Barnett first asserts that Article III of the Constitution authorizes courts to set aside statutes they find to be unconstitutional. He then challenges me to explain why it would be “somehow illegitimate” for the courts to enforce limits to Congress’s power to regulate commerce by, for instance, invalidating ObamaCare. He then mounts a tendentious legal argument about the doctrinal standards used by the current Court to define “commerce among the states” in order to conclude that Obamacare is in fact unconstitutional.
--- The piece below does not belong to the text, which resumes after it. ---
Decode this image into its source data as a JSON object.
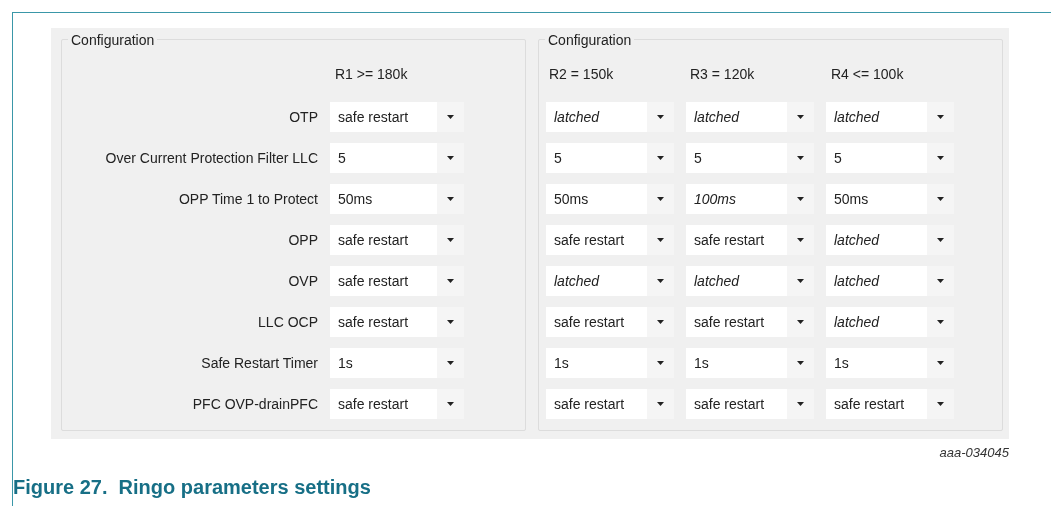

In the essay to which this is supposedly a response, I directed attention to the political and cultural damage that is caused by heavy reliance on the judiciary for resolving constitutional issues. This damage includes the distancing of citizens from their own fundamental charter, an increase in conflict and alienation within the political arena, and a depletion of political self-confidence. Notice that these are not legal arguments. They are claims about the intellectual and social consequences of largely excluding the general population from the task of enforcing their Constitution.
The trouble with the judiciary in the modern era is that, dominated as it is by the mental habits common within the elite of the legal profession, judges have been heedless of the cultural and political costs of their efforts to enforce the Constitution. Instead, judges and lawyers confidently focus on their legal arguments and their arcane doctrines, refusing even to consider the damage they are inflicting on our society. And Professor Barnett does exactly the same.